* _Exercise aim_
Reproduce each record below in full, word for word, without images.

* _Materials provided_
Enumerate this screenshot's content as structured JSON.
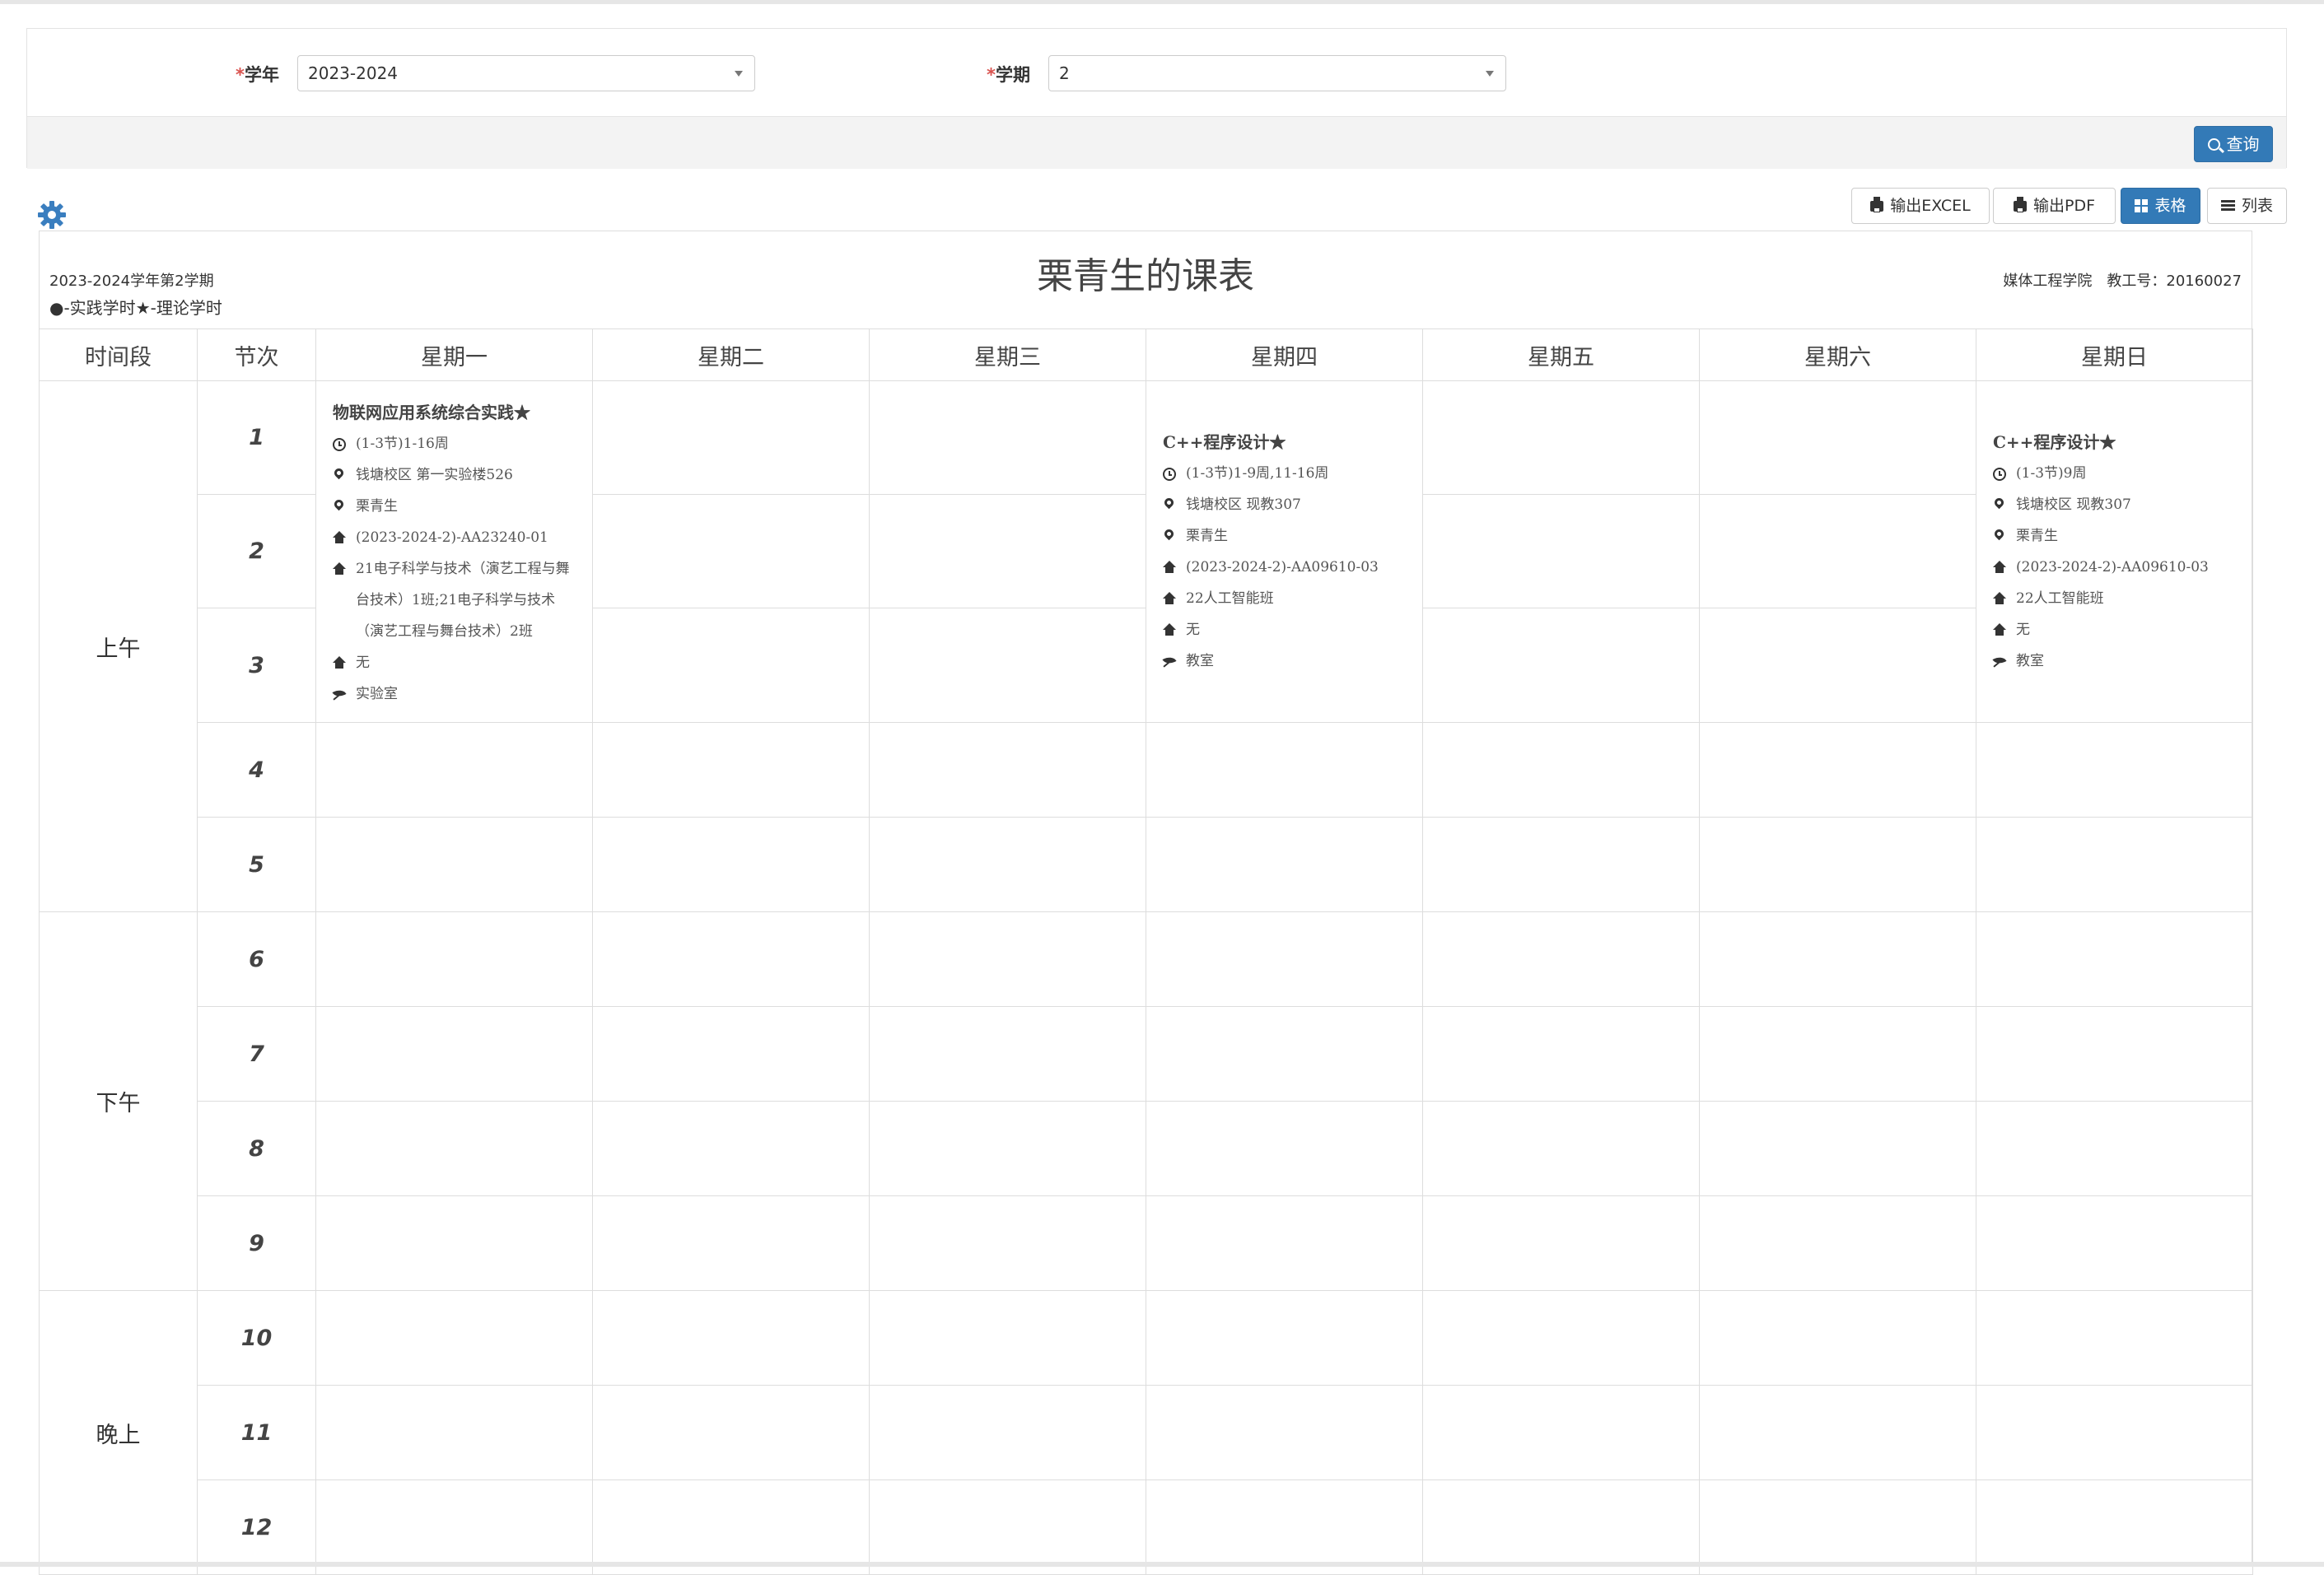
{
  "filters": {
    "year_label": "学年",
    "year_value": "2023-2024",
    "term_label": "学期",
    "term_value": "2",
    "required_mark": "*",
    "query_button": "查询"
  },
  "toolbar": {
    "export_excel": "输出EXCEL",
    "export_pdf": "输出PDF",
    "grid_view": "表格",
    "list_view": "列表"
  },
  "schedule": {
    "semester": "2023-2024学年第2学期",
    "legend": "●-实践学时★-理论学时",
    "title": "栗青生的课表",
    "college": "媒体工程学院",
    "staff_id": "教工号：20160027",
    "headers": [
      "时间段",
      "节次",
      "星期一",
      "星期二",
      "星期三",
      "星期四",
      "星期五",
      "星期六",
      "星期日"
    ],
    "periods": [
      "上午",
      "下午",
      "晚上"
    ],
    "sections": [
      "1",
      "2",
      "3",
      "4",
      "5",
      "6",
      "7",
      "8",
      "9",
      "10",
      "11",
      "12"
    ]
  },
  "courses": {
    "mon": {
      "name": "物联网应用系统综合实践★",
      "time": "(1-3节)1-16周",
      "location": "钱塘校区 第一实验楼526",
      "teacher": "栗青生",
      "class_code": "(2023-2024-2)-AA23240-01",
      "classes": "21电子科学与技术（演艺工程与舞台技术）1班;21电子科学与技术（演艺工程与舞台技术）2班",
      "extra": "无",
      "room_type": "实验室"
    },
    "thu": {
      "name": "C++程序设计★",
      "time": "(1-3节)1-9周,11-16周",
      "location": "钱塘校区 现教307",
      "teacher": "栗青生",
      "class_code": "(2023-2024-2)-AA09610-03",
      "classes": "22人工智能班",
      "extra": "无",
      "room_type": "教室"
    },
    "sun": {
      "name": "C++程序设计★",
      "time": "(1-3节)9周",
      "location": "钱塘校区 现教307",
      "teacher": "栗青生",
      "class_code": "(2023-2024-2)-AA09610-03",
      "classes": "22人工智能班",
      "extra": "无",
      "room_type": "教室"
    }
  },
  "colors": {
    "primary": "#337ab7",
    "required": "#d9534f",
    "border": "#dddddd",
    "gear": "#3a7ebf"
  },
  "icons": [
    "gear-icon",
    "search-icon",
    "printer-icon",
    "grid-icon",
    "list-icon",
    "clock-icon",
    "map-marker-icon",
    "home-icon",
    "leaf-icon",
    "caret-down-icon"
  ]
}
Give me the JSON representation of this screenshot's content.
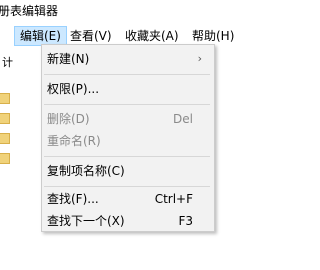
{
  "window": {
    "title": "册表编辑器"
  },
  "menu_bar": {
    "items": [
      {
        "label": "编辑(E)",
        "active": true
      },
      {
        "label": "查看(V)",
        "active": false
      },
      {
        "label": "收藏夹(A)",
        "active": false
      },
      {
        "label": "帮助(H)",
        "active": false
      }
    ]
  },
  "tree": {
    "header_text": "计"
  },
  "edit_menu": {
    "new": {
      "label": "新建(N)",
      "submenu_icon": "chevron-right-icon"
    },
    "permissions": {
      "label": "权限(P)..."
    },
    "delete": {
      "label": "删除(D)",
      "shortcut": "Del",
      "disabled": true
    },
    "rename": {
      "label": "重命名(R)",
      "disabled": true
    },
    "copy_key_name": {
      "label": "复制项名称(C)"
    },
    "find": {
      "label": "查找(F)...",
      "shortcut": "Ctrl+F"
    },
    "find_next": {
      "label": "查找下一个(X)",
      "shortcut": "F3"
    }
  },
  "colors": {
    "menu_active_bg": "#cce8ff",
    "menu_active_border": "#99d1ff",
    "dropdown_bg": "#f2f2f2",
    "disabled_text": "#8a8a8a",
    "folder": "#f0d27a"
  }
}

* _Answer below_
Enumerate this screenshot's content as structured JSON.
{
  "filters": {
    "year_label": "学年",
    "year_value": "2023-2024",
    "term_label": "学期",
    "term_value": "2",
    "required_mark": "*",
    "query_button": "查询"
  },
  "toolbar": {
    "export_excel": "输出EXCEL",
    "export_pdf": "输出PDF",
    "grid_view": "表格",
    "list_view": "列表"
  },
  "schedule": {
    "semester": "2023-2024学年第2学期",
    "legend": "●-实践学时★-理论学时",
    "title": "栗青生的课表",
    "college": "媒体工程学院",
    "staff_id": "教工号：20160027",
    "headers": [
      "时间段",
      "节次",
      "星期一",
      "星期二",
      "星期三",
      "星期四",
      "星期五",
      "星期六",
      "星期日"
    ],
    "periods": [
      "上午",
      "下午",
      "晚上"
    ],
    "sections": [
      "1",
      "2",
      "3",
      "4",
      "5",
      "6",
      "7",
      "8",
      "9",
      "10",
      "11",
      "12"
    ]
  },
  "courses": {
    "mon": {
      "name": "物联网应用系统综合实践★",
      "time": "(1-3节)1-16周",
      "location": "钱塘校区 第一实验楼526",
      "teacher": "栗青生",
      "class_code": "(2023-2024-2)-AA23240-01",
      "classes": "21电子科学与技术（演艺工程与舞台技术）1班;21电子科学与技术（演艺工程与舞台技术）2班",
      "extra": "无",
      "room_type": "实验室"
    },
    "thu": {
      "name": "C++程序设计★",
      "time": "(1-3节)1-9周,11-16周",
      "location": "钱塘校区 现教307",
      "teacher": "栗青生",
      "class_code": "(2023-2024-2)-AA09610-03",
      "classes": "22人工智能班",
      "extra": "无",
      "room_type": "教室"
    },
    "sun": {
      "name": "C++程序设计★",
      "time": "(1-3节)9周",
      "location": "钱塘校区 现教307",
      "teacher": "栗青生",
      "class_code": "(2023-2024-2)-AA09610-03",
      "classes": "22人工智能班",
      "extra": "无",
      "room_type": "教室"
    }
  },
  "colors": {
    "primary": "#337ab7",
    "required": "#d9534f",
    "border": "#dddddd",
    "gear": "#3a7ebf"
  },
  "icons": [
    "gear-icon",
    "search-icon",
    "printer-icon",
    "grid-icon",
    "list-icon",
    "clock-icon",
    "map-marker-icon",
    "home-icon",
    "leaf-icon",
    "caret-down-icon"
  ]
}
Give me the JSON representation of this screenshot's content.
{
  "window": {
    "title": "册表编辑器"
  },
  "menu_bar": {
    "items": [
      {
        "label": "编辑(E)",
        "active": true
      },
      {
        "label": "查看(V)",
        "active": false
      },
      {
        "label": "收藏夹(A)",
        "active": false
      },
      {
        "label": "帮助(H)",
        "active": false
      }
    ]
  },
  "tree": {
    "header_text": "计"
  },
  "edit_menu": {
    "new": {
      "label": "新建(N)",
      "submenu_icon": "chevron-right-icon"
    },
    "permissions": {
      "label": "权限(P)..."
    },
    "delete": {
      "label": "删除(D)",
      "shortcut": "Del",
      "disabled": true
    },
    "rename": {
      "label": "重命名(R)",
      "disabled": true
    },
    "copy_key_name": {
      "label": "复制项名称(C)"
    },
    "find": {
      "label": "查找(F)...",
      "shortcut": "Ctrl+F"
    },
    "find_next": {
      "label": "查找下一个(X)",
      "shortcut": "F3"
    }
  },
  "colors": {
    "menu_active_bg": "#cce8ff",
    "menu_active_border": "#99d1ff",
    "dropdown_bg": "#f2f2f2",
    "disabled_text": "#8a8a8a",
    "folder": "#f0d27a"
  }
}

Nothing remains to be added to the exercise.